My experience with evangelicals is that there is a game of Let's Pretend afoot that the faith has been largely consistent from the time of Abraham down to the present.
Clearly there is some truth to this, but let's not kid ourselves. Our interpretation of Scripture, our concepts of morality and justice, and many of our doctrines have changed, sometimes drastically over the past two millennia. Not only do we like to believe that extrabiblical concepts like capitalism and democracy were important to ancient Jews and ancient Christians, but we also have changed our understanding the Bible itself.

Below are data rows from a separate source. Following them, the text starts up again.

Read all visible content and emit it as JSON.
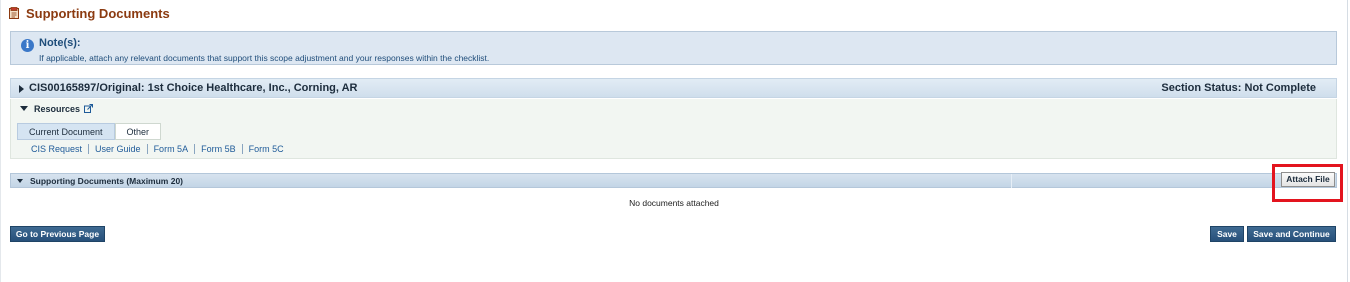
{
  "page": {
    "title": "Supporting Documents",
    "title_icon": "document-icon",
    "colors": {
      "title": "#8b3a10",
      "button": "#2e5a84",
      "highlight": "#e3141e"
    }
  },
  "note": {
    "title": "Note(s):",
    "text": "If applicable, attach any relevant documents that support this scope adjustment and your responses within the checklist.",
    "icon": "info-icon"
  },
  "cis_section": {
    "title": "CIS00165897/Original: 1st Choice Healthcare, Inc., Corning, AR",
    "status": "Section Status: Not Complete"
  },
  "resources": {
    "label": "Resources",
    "tabs": [
      {
        "label": "Current Document",
        "active": true
      },
      {
        "label": "Other",
        "active": false
      }
    ],
    "links": [
      "CIS Request",
      "User Guide",
      "Form 5A",
      "Form 5B",
      "Form 5C"
    ]
  },
  "supporting_documents": {
    "header": "Supporting Documents (Maximum 20)",
    "attach_label": "Attach File",
    "empty_message": "No documents attached"
  },
  "actions": {
    "previous": "Go to Previous Page",
    "save": "Save",
    "save_continue": "Save and Continue"
  }
}
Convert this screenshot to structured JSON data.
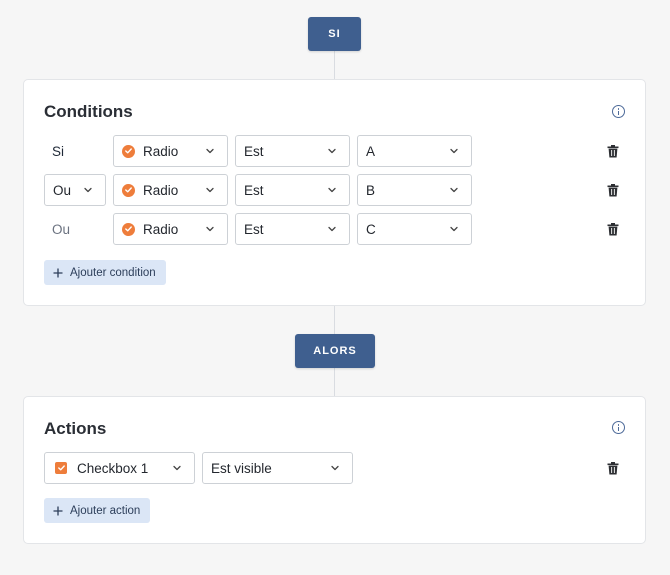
{
  "flow": {
    "if_label": "SI",
    "then_label": "ALORS"
  },
  "conditions": {
    "title": "Conditions",
    "rows": [
      {
        "connector": "Si",
        "field": "Radio",
        "operator": "Est",
        "value": "A"
      },
      {
        "connector": "Ou",
        "field": "Radio",
        "operator": "Est",
        "value": "B"
      },
      {
        "connector": "Ou",
        "field": "Radio",
        "operator": "Est",
        "value": "C"
      }
    ],
    "add_label": "Ajouter condition"
  },
  "actions": {
    "title": "Actions",
    "rows": [
      {
        "target": "Checkbox 1",
        "action": "Est visible"
      }
    ],
    "add_label": "Ajouter action"
  },
  "colors": {
    "accent": "#3f5f8f",
    "field_icon": "#ee7d3b",
    "add_button_bg": "#dbe6f6"
  },
  "icons": {
    "info": "info-icon",
    "delete": "trash-icon",
    "dropdown": "chevron-down-icon",
    "radio_field": "radio-check-icon",
    "checkbox_field": "checkbox-check-icon",
    "add": "plus-icon"
  }
}
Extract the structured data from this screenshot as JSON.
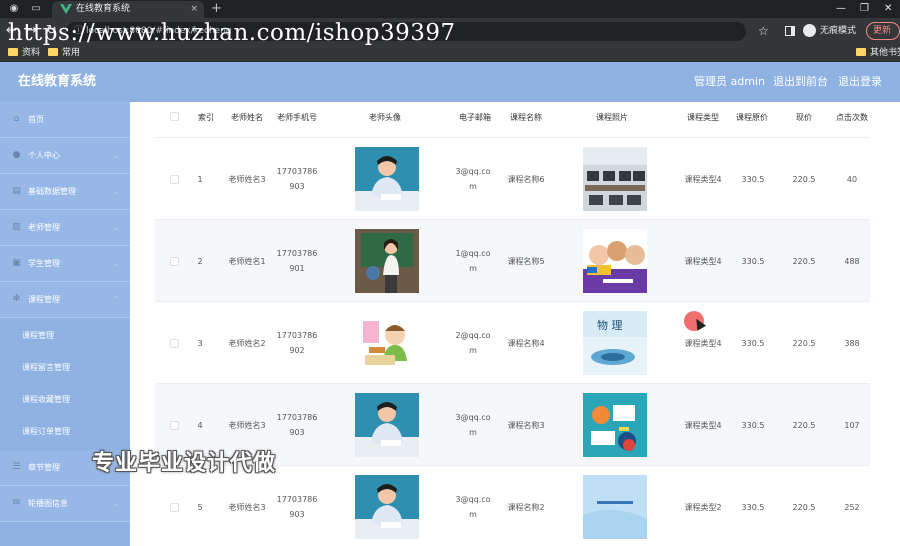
{
  "browser": {
    "tab_title": "在线教育系统",
    "tab_close": "×",
    "new_tab": "+",
    "url_text": "localhost:8080/#/index/kecheng",
    "url_watermark": "https://www.huzhan.com/ishop39397",
    "incognito_label": "无痕模式",
    "update_label": "更新",
    "bookmarks": [
      "资料",
      "常用"
    ],
    "other_bookmarks": "其他书签"
  },
  "header": {
    "title": "在线教育系统",
    "user": "管理员 admin",
    "back_to_front": "退出到前台",
    "logout": "退出登录"
  },
  "sidebar": {
    "items": [
      {
        "label": "首页",
        "icon": "home-icon"
      },
      {
        "label": "个人中心",
        "icon": "user-icon"
      },
      {
        "label": "基础数据管理",
        "icon": "database-icon"
      },
      {
        "label": "老师管理",
        "icon": "chart-icon"
      },
      {
        "label": "学生管理",
        "icon": "student-icon"
      },
      {
        "label": "课程管理",
        "icon": "gear-icon"
      }
    ],
    "sub_items": [
      {
        "label": "课程管理"
      },
      {
        "label": "课程留言管理"
      },
      {
        "label": "课程收藏管理"
      },
      {
        "label": "课程订单管理"
      }
    ],
    "items_after": [
      {
        "label": "章节管理",
        "icon": "list-icon"
      },
      {
        "label": "轮播图信息",
        "icon": "message-icon"
      }
    ]
  },
  "table": {
    "columns": [
      "索引",
      "老师姓名",
      "老师手机号",
      "老师头像",
      "电子邮箱",
      "课程名称",
      "课程照片",
      "课程类型",
      "课程原价",
      "现价",
      "点击次数"
    ],
    "rows": [
      {
        "index": "1",
        "teacher": "老师姓名3",
        "phone": "17703786903",
        "email": "3@qq.com",
        "course": "课程名称6",
        "type": "课程类型4",
        "original_price": "330.5",
        "price": "220.5",
        "clicks": "40",
        "avatar": "teacher-man",
        "photo": "computer-lab"
      },
      {
        "index": "2",
        "teacher": "老师姓名1",
        "phone": "17703786901",
        "email": "1@qq.com",
        "course": "课程名称5",
        "type": "课程类型4",
        "original_price": "330.5",
        "price": "220.5",
        "clicks": "488",
        "avatar": "teacher-woman",
        "photo": "ielts"
      },
      {
        "index": "3",
        "teacher": "老师姓名2",
        "phone": "17703786902",
        "email": "2@qq.com",
        "course": "课程名称4",
        "type": "课程类型4",
        "original_price": "330.5",
        "price": "220.5",
        "clicks": "388",
        "avatar": "cartoon-student",
        "photo": "physics"
      },
      {
        "index": "4",
        "teacher": "老师姓名3",
        "phone": "17703786903",
        "email": "3@qq.com",
        "course": "课程名称3",
        "type": "课程类型4",
        "original_price": "330.5",
        "price": "220.5",
        "clicks": "107",
        "avatar": "teacher-man",
        "photo": "teal-illustration"
      },
      {
        "index": "5",
        "teacher": "老师姓名3",
        "phone": "17703786903",
        "email": "3@qq.com",
        "course": "课程名称2",
        "type": "课程类型2",
        "original_price": "330.5",
        "price": "220.5",
        "clicks": "252",
        "avatar": "teacher-man",
        "photo": "blue-cover"
      }
    ]
  },
  "overlay_text": "专业毕业设计代做",
  "colors": {
    "sidebar": "#8fb2e3",
    "header": "#8fb2e3",
    "row_alt": "#f5f7fa"
  }
}
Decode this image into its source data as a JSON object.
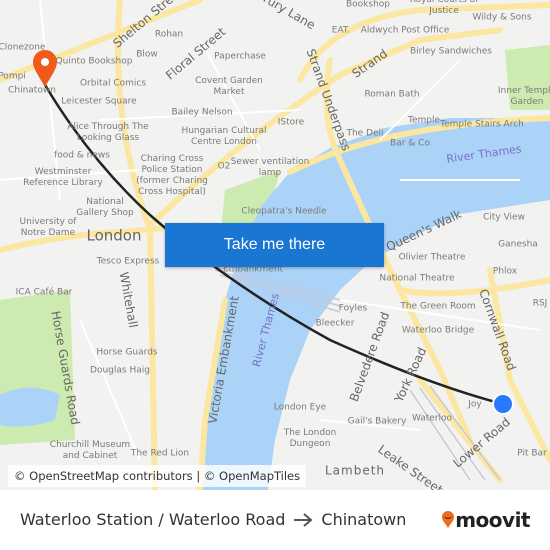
{
  "map": {
    "labels": [
      "Clonezone",
      "Quinto Bookshop",
      "Pompi",
      "Chinatown",
      "Orbital Comics",
      "Leicester Square",
      "Alice Through The Looking Glass",
      "food & news",
      "Westminster Reference Library",
      "National Gallery Shop",
      "University of Notre Dame",
      "London",
      "Tesco Express",
      "ICA Café Bar",
      "Horse Guards",
      "Douglas Haig",
      "Churchill Museum and Cabinet",
      "The Red Lion",
      "Rohan",
      "Blow",
      "Floral Street",
      "Shelton Street",
      "Paperchase",
      "Covent Garden Market",
      "Bailey Nelson",
      "Hungarian Cultural Centre London",
      "Charing Cross Police Station (former Charing Cross Hospital)",
      "O2",
      "Sewer ventilation lamp",
      "Cleopatra's Needle",
      "Embankment",
      "Bookshop",
      "Royal Courts of Justice",
      "Wildy & Sons",
      "EAT.",
      "Aldwych Post Office",
      "Birley Sandwiches",
      "Strand",
      "Strand Underpass",
      "Roman Bath",
      "IStore",
      "The Deli",
      "Temple",
      "Temple Stairs Arch",
      "Inner Temple Garden",
      "Bar & Co",
      "River Thames",
      "Queen's Walk",
      "City View",
      "Ganesha",
      "Olivier Theatre",
      "National Theatre",
      "Phlox",
      "The Green Room",
      "Foyles",
      "Bleecker",
      "Waterloo Bridge",
      "Cornwall Road",
      "RSJ",
      "Belvedere Road",
      "York Road",
      "River Thames",
      "Victoria Embankment",
      "Whitehall",
      "Horse Guards Road",
      "London Eye",
      "The London Dungeon",
      "Gail's Bakery",
      "Waterloo",
      "Joy",
      "Lower Road",
      "Leake Street",
      "Lambeth",
      "Pit Bar",
      "Drury Lane"
    ],
    "attribution": "© OpenStreetMap contributors | © OpenMapTiles",
    "cta_label": "Take me there",
    "origin_icon": "blue-dot-icon",
    "destination_icon": "map-pin-icon",
    "colors": {
      "water": "#aad3f7",
      "road": "#fbe7a1",
      "land": "#f2f2f0",
      "park": "#cdebb0",
      "route": "#222222",
      "pin": "#f05a1a",
      "dot": "#2979ff",
      "button": "#1976d2"
    }
  },
  "footer": {
    "origin": "Waterloo Station / Waterloo Road",
    "arrow_icon": "arrow-right-icon",
    "destination": "Chinatown",
    "brand": "moovit"
  }
}
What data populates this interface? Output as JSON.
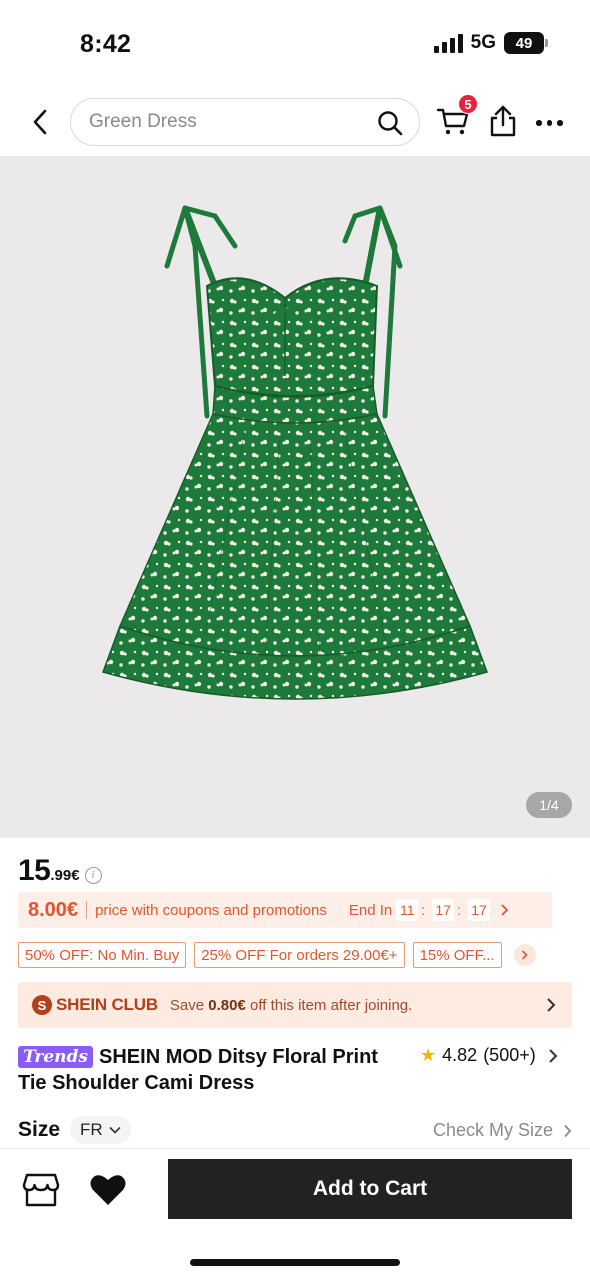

Honest faith must also admit honest doubt, and honest doubts need to be acknowledged and explored. God is big enough to handle tough questions, and it's not as though he's surprised when we ask them. Refusing to voice them leaves us with unresolved questions and a lingering, festering suspicion that we've been sold a bill of goods.
The gospel presentation has changed too. These dates we share the gospel by describing how all have sinned against God, putting us under sentence of death because God is holy and cannot abide the presence of sin or sinful people. The good news is that Christ stepped in and took that punishment in our place, satisfying God's need for justice, so that we can be spared the pains of hell as long as we accept Jesus as our personal savior.
That's quite a bit different from the older doctrine of Christus Victor, and also differs quite significantly from the first recorded creed "If you confess with your mouth 'Jesus is Lord,' and believe in your heart that God raised him from the dead, you shall be saved. For it is with the heart that you believe and are justified, and with the mouth that you confess and are saved" (1 Corinthians 10:9-10).
Unlike our modern gospel presentation, which requires personal confession of sin, there's nothing in that creed about confessing sin. It's all about confessing Jesus' sovereignty and resurrection. See the difference?
There's also the matter of sexual mores and morality. For centuries, the Christian concept of marriage looked radically different from our Western norm of getting married in church before having sex. In older times, couples would cohabitate and have children before getting their union blessed by the a priest, sometimes years later. The church in some parts of Christian Europe even recognized trial marriages that aren't that different from today's practice of premarital cohabitation.
Nowadays it's heterosexual married families ûber alles. The insistence on marriage-vows-first very well may be closer to what God desires, but I don't think we're kidding anyone but ourselves when we claim that the way we do things now in the West is how they've always been done or properly should be done always.
And so it is with hell. When Jesus talks about hell, he's describing the city dump outside Jerusalem. When we talk about hell with its picturesque and exquisitely grotesque torments for the dammed that go on day and night without stop, we're influenced by the Dante's hauntingly beautiful poetry in "The Divine Comedy."
We owe it to ourselves to do better than supporting a folk version of Christianity. It's essential to chase down the original meaning and intent of the Scriptures. Scrape away the barnacles and see what the hull of the ship is like underneath.
What does the Bible really say about hell, about heaven, about demons, about Jesus, and about even itself?
One quick example of how hell has been developed, away from the biblical teaching. Matthew 25 shows the exalted Son of Man judging the nations, and separating them as a shepherd separates the sheep from the goats. To the goats, the wicked, he says, "Depart from me into everlasting fire prepared for the Devil and his angels."
The funny thing is, the audience to that particular speech was a group of people who clearly believed in him. They recognized the Lord when they saw him, and asked in bewilderment, "But did we not heal the sick, raise the dead, and cast out demons in your name?" If the term Christian has any meaning in the context of that parable, this group was in like Flynn.
Or there's the servant -- not an enemy, but a servant -- whose talent of gold is taken away and given to another; the servant whose debt was forgiven and then was beaten and thrown into prison. I've never heard these understood as anything but metaphors for hell, and yet the people being thrown there are all servants of the king/master/lord, thereby marking them as people whom today we would identity as Christians. So who is hell for?
Quite often, the Bible does not say what we have been taught to think it does, and though the investigation often leaves me with more questions than answers, I find that I prefer the uncertainty of faith to the cold hard certainty of what I was once taught to settle for.
We've been playing this game of Let's Pretend for far too long. Isn't it time to rediscover for ourselves what the Bible really says, and let that shape our faith?
Copyright © 2008 by David Learn. Used with permission.